Work request >>
Read the entries that follow and give each one again precisely.

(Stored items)
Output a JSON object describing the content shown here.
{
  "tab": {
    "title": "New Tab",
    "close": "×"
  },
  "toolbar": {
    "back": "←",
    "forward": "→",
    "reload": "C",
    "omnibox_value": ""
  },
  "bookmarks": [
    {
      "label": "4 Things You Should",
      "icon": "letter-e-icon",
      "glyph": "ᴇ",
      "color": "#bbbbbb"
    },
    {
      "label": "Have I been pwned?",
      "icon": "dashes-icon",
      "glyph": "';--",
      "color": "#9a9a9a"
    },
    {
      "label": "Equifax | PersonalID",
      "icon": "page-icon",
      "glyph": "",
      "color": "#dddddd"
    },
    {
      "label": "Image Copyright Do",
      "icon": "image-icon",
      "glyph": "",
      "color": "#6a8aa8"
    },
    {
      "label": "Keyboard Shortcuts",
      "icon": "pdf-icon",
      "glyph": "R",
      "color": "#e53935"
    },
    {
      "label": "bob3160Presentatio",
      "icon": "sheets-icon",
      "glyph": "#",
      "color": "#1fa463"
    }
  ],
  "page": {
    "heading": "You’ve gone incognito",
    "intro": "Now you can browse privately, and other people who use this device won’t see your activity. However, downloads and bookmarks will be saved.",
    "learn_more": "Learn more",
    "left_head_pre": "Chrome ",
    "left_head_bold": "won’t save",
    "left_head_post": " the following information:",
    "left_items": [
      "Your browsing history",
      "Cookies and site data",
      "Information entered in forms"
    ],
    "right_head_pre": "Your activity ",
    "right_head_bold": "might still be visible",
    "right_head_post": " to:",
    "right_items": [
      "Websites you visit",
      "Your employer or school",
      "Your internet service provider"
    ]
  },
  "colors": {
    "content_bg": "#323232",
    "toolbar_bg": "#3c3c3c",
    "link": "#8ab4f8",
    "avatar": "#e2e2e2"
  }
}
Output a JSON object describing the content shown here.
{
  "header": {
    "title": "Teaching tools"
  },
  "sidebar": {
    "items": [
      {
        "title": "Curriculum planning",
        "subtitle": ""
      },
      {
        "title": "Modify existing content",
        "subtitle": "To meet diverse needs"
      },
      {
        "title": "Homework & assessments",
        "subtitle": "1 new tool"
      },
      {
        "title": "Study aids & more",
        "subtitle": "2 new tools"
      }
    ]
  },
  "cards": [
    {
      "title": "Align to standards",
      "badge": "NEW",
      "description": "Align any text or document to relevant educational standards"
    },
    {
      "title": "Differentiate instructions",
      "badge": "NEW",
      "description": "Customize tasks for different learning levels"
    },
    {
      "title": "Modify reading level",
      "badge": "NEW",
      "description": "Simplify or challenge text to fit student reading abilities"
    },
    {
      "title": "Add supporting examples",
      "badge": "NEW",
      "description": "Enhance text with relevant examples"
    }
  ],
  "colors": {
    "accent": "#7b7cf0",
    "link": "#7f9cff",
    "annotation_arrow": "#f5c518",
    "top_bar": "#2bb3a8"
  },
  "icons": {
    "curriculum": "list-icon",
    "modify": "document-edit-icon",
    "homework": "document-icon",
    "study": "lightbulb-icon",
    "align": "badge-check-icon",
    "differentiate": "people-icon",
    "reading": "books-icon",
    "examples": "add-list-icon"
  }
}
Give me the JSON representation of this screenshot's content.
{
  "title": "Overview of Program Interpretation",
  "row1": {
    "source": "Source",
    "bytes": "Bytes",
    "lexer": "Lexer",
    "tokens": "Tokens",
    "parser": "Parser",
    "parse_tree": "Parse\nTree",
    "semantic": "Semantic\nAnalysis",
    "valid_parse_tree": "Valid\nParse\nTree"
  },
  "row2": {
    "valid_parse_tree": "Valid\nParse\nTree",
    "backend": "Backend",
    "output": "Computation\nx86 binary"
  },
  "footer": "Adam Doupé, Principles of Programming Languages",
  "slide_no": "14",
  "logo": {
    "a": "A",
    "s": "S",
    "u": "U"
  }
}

Answer for the task >>
Output a JSON object describing the content shown here.
{
  "tab": {
    "title": "New Tab",
    "close": "×"
  },
  "toolbar": {
    "back": "←",
    "forward": "→",
    "reload": "C",
    "omnibox_value": ""
  },
  "bookmarks": [
    {
      "label": "4 Things You Should",
      "icon": "letter-e-icon",
      "glyph": "ᴇ",
      "color": "#bbbbbb"
    },
    {
      "label": "Have I been pwned?",
      "icon": "dashes-icon",
      "glyph": "';--",
      "color": "#9a9a9a"
    },
    {
      "label": "Equifax | PersonalID",
      "icon": "page-icon",
      "glyph": "",
      "color": "#dddddd"
    },
    {
      "label": "Image Copyright Do",
      "icon": "image-icon",
      "glyph": "",
      "color": "#6a8aa8"
    },
    {
      "label": "Keyboard Shortcuts",
      "icon": "pdf-icon",
      "glyph": "R",
      "color": "#e53935"
    },
    {
      "label": "bob3160Presentatio",
      "icon": "sheets-icon",
      "glyph": "#",
      "color": "#1fa463"
    }
  ],
  "page": {
    "heading": "You’ve gone incognito",
    "intro": "Now you can browse privately, and other people who use this device won’t see your activity. However, downloads and bookmarks will be saved.",
    "learn_more": "Learn more",
    "left_head_pre": "Chrome ",
    "left_head_bold": "won’t save",
    "left_head_post": " the following information:",
    "left_items": [
      "Your browsing history",
      "Cookies and site data",
      "Information entered in forms"
    ],
    "right_head_pre": "Your activity ",
    "right_head_bold": "might still be visible",
    "right_head_post": " to:",
    "right_items": [
      "Websites you visit",
      "Your employer or school",
      "Your internet service provider"
    ]
  },
  "colors": {
    "content_bg": "#323232",
    "toolbar_bg": "#3c3c3c",
    "link": "#8ab4f8",
    "avatar": "#e2e2e2"
  }
}
Output a JSON object describing the content shown here.
{
  "header": {
    "title": "Teaching tools"
  },
  "sidebar": {
    "items": [
      {
        "title": "Curriculum planning",
        "subtitle": ""
      },
      {
        "title": "Modify existing content",
        "subtitle": "To meet diverse needs"
      },
      {
        "title": "Homework & assessments",
        "subtitle": "1 new tool"
      },
      {
        "title": "Study aids & more",
        "subtitle": "2 new tools"
      }
    ]
  },
  "cards": [
    {
      "title": "Align to standards",
      "badge": "NEW",
      "description": "Align any text or document to relevant educational standards"
    },
    {
      "title": "Differentiate instructions",
      "badge": "NEW",
      "description": "Customize tasks for different learning levels"
    },
    {
      "title": "Modify reading level",
      "badge": "NEW",
      "description": "Simplify or challenge text to fit student reading abilities"
    },
    {
      "title": "Add supporting examples",
      "badge": "NEW",
      "description": "Enhance text with relevant examples"
    }
  ],
  "colors": {
    "accent": "#7b7cf0",
    "link": "#7f9cff",
    "annotation_arrow": "#f5c518",
    "top_bar": "#2bb3a8"
  },
  "icons": {
    "curriculum": "list-icon",
    "modify": "document-edit-icon",
    "homework": "document-icon",
    "study": "lightbulb-icon",
    "align": "badge-check-icon",
    "differentiate": "people-icon",
    "reading": "books-icon",
    "examples": "add-list-icon"
  }
}
Give me the JSON representation of this screenshot's content.
{
  "title": "Overview of Program Interpretation",
  "row1": {
    "source": "Source",
    "bytes": "Bytes",
    "lexer": "Lexer",
    "tokens": "Tokens",
    "parser": "Parser",
    "parse_tree": "Parse\nTree",
    "semantic": "Semantic\nAnalysis",
    "valid_parse_tree": "Valid\nParse\nTree"
  },
  "row2": {
    "valid_parse_tree": "Valid\nParse\nTree",
    "backend": "Backend",
    "output": "Computation\nx86 binary"
  },
  "footer": "Adam Doupé, Principles of Programming Languages",
  "slide_no": "14",
  "logo": {
    "a": "A",
    "s": "S",
    "u": "U"
  }
}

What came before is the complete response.